Talks between the various parties had been ongoing for several months, with the government determined to improve rural coverage and operators eager to avoid coverage licence obligations at the next auction of 5G spectrum.

Ofcom says and only 67 per cent of the UK’s geographic area is completely covered while seven per cent of the country can’t receive a 4G signal at all.

Uk rural 4G coverage

In exchange for the abolition of coverage obligations, the mobile operators would invest £530 million to open and share existing masts in parts of the country where coverage is available from at least one operator but not all. The government would then provide up to £500 million to build new masts in ‘total not spots’ where there is no 4G coverage from any operator.

The government will also make infrastructure built as part of the Emergency Service Network (ESN) available top operators, adding an additional two per cent of coverage. In total, 280,000 premises and 16,000km of roads could be included in the project.

“We are determined to make sure no part of the country is left behind when it comes to mobile connectivity,” said Digital Secretary Nicky Morgan. “We are closing in on a deal with the mobile network operators so those living in rural areas will be able to get the fast and reliable mobile coverage they need and deserve. 

“Brokering an agreement for mast sharing between networks alongside new investment in mobile infrastructure will mean people get good 4G signal no matter where they are or which provider they’re with.”

A deal has not yet been formalised, but could be reached as early as next year. The chief executives of EE, O2,Three and Vodafone have praised the deal, claiming it to be a “world first” and a “step change” in the way that all operators delivering mobile coverage.

The Shared Rural Network (SRN) will also end calls for a national roaming network that would allow customers of one operator to switch to another network if they can’t get a signal. This would effectively see operators carrying their rival’s traffic. Operators had opposed such a move, arguing they would simply stop investing in network infrastructure as a result.

“Proposals to finally boost much-needed 4G coverage across the UK are positive and should help consumers access a better signal, but government and industry must now urgently clarify how these plans will deliver the right level of geographic coverage to match what people actually need,” added Caroline Normand, director of advocacy at Which?

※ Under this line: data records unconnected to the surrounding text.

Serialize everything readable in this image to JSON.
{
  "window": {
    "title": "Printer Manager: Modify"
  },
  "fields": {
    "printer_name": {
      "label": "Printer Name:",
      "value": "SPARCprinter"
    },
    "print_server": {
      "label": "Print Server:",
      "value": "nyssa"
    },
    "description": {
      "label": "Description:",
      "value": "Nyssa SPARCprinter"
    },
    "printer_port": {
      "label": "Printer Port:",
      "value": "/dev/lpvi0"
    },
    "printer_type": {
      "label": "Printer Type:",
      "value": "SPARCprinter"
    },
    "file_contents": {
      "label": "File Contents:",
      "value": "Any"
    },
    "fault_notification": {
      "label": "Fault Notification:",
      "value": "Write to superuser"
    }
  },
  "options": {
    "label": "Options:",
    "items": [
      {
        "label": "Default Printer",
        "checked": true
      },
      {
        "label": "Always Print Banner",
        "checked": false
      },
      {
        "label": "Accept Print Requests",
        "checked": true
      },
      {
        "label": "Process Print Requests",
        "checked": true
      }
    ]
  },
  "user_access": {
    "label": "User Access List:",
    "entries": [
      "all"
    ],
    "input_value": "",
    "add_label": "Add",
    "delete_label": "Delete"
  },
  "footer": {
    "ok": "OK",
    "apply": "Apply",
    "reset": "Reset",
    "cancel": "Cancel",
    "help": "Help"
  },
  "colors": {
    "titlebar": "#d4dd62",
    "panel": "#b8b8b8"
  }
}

“For people to reap the benefits as soon as possible, government must ensure that action is immediate and that progress can be measured. Consumers also need to have a real choice of providers in all areas if they are going to see improvements."